Love it, hate it: A survey of L.A. business executives finds general optimism about the local economy, but ongoing gripes about stuff like traffic, taxes and the schools. Almost three-quarters of the executives surveyed expect their companies to do better this year than last. Daily News
Eisner's Topps deal: The famous trading card company has some unhappy shareholders who claim that they were shortchanged in the purchase by Michael Eisner's Tornante Co. and buyout firm Madison Dearborn. Topps board member Stephen Greenberg told Eisner that the company could not discuss a possible buyout until a nasty proxy battle was concluded. But the next day the company got the acquisition ball rolling when it launched buyout negotiations with Madison Dearborn. NY Post
Mixed location bag: Total on-location shooting in L.A. was up 5.7 percent in the first quarter from a year earlier, thanks to a 30 percent gain in TV production. Film location shooting dropped 22 percent, the steepest quarterly decline in five years. Increases in TV production have been offsetting the film declines for many months now. Business Journal
Pressure on grocers: Elected officials who are supporting the United Food and Commercial Workers union in the current contract talks might try to put the squeeze on the major supermarket chains over issues that have nothing to do with the negotiations.
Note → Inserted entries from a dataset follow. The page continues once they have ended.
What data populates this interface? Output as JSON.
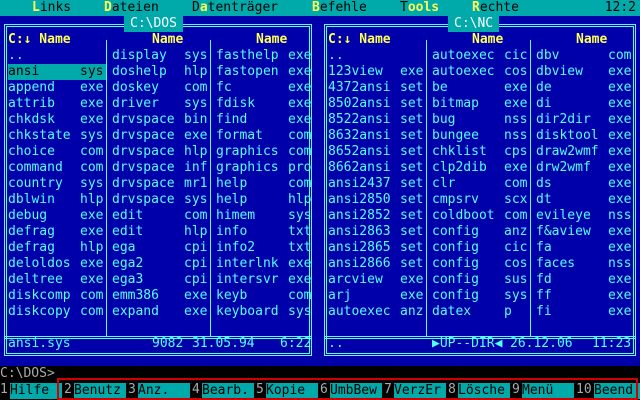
{
  "menubar": {
    "items": [
      {
        "hk": "L",
        "rest": "inks"
      },
      {
        "hk": "D",
        "rest": "ateien"
      },
      {
        "hk": "D",
        "rest": "a",
        "pre": "",
        "alt": "tenträger"
      },
      {
        "hk": "B",
        "rest": "efehle"
      },
      {
        "hk": "T",
        "rest": "ools",
        "pre": ""
      },
      {
        "hk": "R",
        "rest": "echte"
      }
    ],
    "clock": "12:2"
  },
  "left_panel": {
    "title": "C:\\DOS",
    "headers": [
      "C:↓ Name",
      "Name",
      "Name"
    ],
    "columns": [
      [
        [
          "..",
          ""
        ],
        [
          "ansi",
          "sys"
        ],
        [
          "append",
          "exe"
        ],
        [
          "attrib",
          "exe"
        ],
        [
          "chkdsk",
          "exe"
        ],
        [
          "chkstate",
          "sys"
        ],
        [
          "choice",
          "com"
        ],
        [
          "command",
          "com"
        ],
        [
          "country",
          "sys"
        ],
        [
          "dblwin",
          "hlp"
        ],
        [
          "debug",
          "exe"
        ],
        [
          "defrag",
          "exe"
        ],
        [
          "defrag",
          "hlp"
        ],
        [
          "deloldos",
          "exe"
        ],
        [
          "deltree",
          "exe"
        ],
        [
          "diskcomp",
          "com"
        ],
        [
          "diskcopy",
          "com"
        ]
      ],
      [
        [
          "display",
          "sys"
        ],
        [
          "doshelp",
          "hlp"
        ],
        [
          "doskey",
          "com"
        ],
        [
          "driver",
          "sys"
        ],
        [
          "drvspace",
          "bin"
        ],
        [
          "drvspace",
          "exe"
        ],
        [
          "drvspace",
          "hlp"
        ],
        [
          "drvspace",
          "inf"
        ],
        [
          "drvspace",
          "mr1"
        ],
        [
          "drvspace",
          "sys"
        ],
        [
          "edit",
          "com"
        ],
        [
          "edit",
          "hlp"
        ],
        [
          "ega",
          "cpi"
        ],
        [
          "ega2",
          "cpi"
        ],
        [
          "ega3",
          "cpi"
        ],
        [
          "emm386",
          "exe"
        ],
        [
          "expand",
          "exe"
        ]
      ],
      [
        [
          "fasthelp",
          "exe"
        ],
        [
          "fastopen",
          "exe"
        ],
        [
          "fc",
          "exe"
        ],
        [
          "fdisk",
          "exe"
        ],
        [
          "find",
          "exe"
        ],
        [
          "format",
          "com"
        ],
        [
          "graphics",
          "com"
        ],
        [
          "graphics",
          "pro"
        ],
        [
          "help",
          "com"
        ],
        [
          "help",
          "hlp"
        ],
        [
          "himem",
          "sys"
        ],
        [
          "info",
          "txt"
        ],
        [
          "info2",
          "txt"
        ],
        [
          "interlnk",
          "exe"
        ],
        [
          "intersvr",
          "exe"
        ],
        [
          "keyb",
          "com"
        ],
        [
          "keyboard",
          "sys"
        ]
      ]
    ],
    "status": {
      "name": "ansi.sys",
      "size": "9082",
      "date": "31.05.94",
      "time": "6:22"
    }
  },
  "right_panel": {
    "title": "C:\\NC",
    "headers": [
      "C:↓ Name",
      "Name",
      "Name"
    ],
    "columns": [
      [
        [
          "..",
          ""
        ],
        [
          "123view",
          "exe"
        ],
        [
          "4372ansi",
          "set"
        ],
        [
          "8502ansi",
          "set"
        ],
        [
          "8522ansi",
          "set"
        ],
        [
          "8632ansi",
          "set"
        ],
        [
          "8652ansi",
          "set"
        ],
        [
          "8662ansi",
          "set"
        ],
        [
          "ansi2437",
          "set"
        ],
        [
          "ansi2850",
          "set"
        ],
        [
          "ansi2852",
          "set"
        ],
        [
          "ansi2863",
          "set"
        ],
        [
          "ansi2865",
          "set"
        ],
        [
          "ansi2866",
          "set"
        ],
        [
          "arcview",
          "exe"
        ],
        [
          "arj",
          "exe"
        ],
        [
          "autoexec",
          "anz"
        ]
      ],
      [
        [
          "autoexec",
          "cic"
        ],
        [
          "autoexec",
          "cos"
        ],
        [
          "be",
          "exe"
        ],
        [
          "bitmap",
          "exe"
        ],
        [
          "bug",
          "nss"
        ],
        [
          "bungee",
          "nss"
        ],
        [
          "chklist",
          "cps"
        ],
        [
          "clp2dib",
          "exe"
        ],
        [
          "clr",
          "com"
        ],
        [
          "cmpsrv",
          "scx"
        ],
        [
          "coldboot",
          "com"
        ],
        [
          "config",
          "anz"
        ],
        [
          "config",
          "cic"
        ],
        [
          "config",
          "cos"
        ],
        [
          "config",
          "sus"
        ],
        [
          "config",
          "sys"
        ],
        [
          "datex",
          "p"
        ]
      ],
      [
        [
          "dbv",
          "com"
        ],
        [
          "dbview",
          "exe"
        ],
        [
          "de",
          "exe"
        ],
        [
          "di",
          "exe"
        ],
        [
          "dir2dir",
          "exe"
        ],
        [
          "disktool",
          "exe"
        ],
        [
          "draw2wmf",
          "exe"
        ],
        [
          "drw2wmf",
          "exe"
        ],
        [
          "ds",
          "exe"
        ],
        [
          "dt",
          "exe"
        ],
        [
          "evileye",
          "nss"
        ],
        [
          "f&aview",
          "exe"
        ],
        [
          "fa",
          "exe"
        ],
        [
          "faces",
          "nss"
        ],
        [
          "fd",
          "exe"
        ],
        [
          "ff",
          "exe"
        ],
        [
          "fi",
          "exe"
        ]
      ]
    ],
    "status": {
      "name": "..",
      "size": "▶UP--DIR◀",
      "date": "26.12.06",
      "time": "11:23"
    }
  },
  "command_line": "C:\\DOS>",
  "function_keys": [
    {
      "num": "1",
      "label": "Hilfe"
    },
    {
      "num": "2",
      "label": "Benutz"
    },
    {
      "num": "3",
      "label": "Anz."
    },
    {
      "num": "4",
      "label": "Bearb."
    },
    {
      "num": "5",
      "label": "Kopie"
    },
    {
      "num": "6",
      "label": "UmbBew"
    },
    {
      "num": "7",
      "label": "VerzEr"
    },
    {
      "num": "8",
      "label": "Lösche"
    },
    {
      "num": "9",
      "label": "Menü"
    },
    {
      "num": "10",
      "label": "Beend."
    }
  ],
  "colors": {
    "panel_bg": "#0000aa",
    "frame": "#55ffff",
    "selection": "#00aaaa",
    "header": "#ffff55",
    "highlight_box": "#d00000"
  }
}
That includes challenging liquor licenses and blocking permit applications for expansion. No specific action so far - and let's hope it stays that way. I mean, did we elect local officials to be union enforcers? LAT
Another nine-figure CEO: Countrywide Financial Corp. Chief Executive Angelo Mozilo pocketed $120.3 million last year, a huge bump from his $45.2 million in 2005 (Mozilo usually ranks among L.A.'s top two or three executives). The founder of the nation's largest mortgage lender made $48.1 million in salary, bonuses and stock-based compensation in 2006 - plus $72.2 million in exercised stock options.
Port truckers boycott: It's planned for tomorrow, part of a national immigrant-rights protest. Last year, 14,000 truckers avoided marine terminals on May 1, resulting in widespread work stoppages. For now, port operators plan to maintain normal staffing levels. Daily Breeze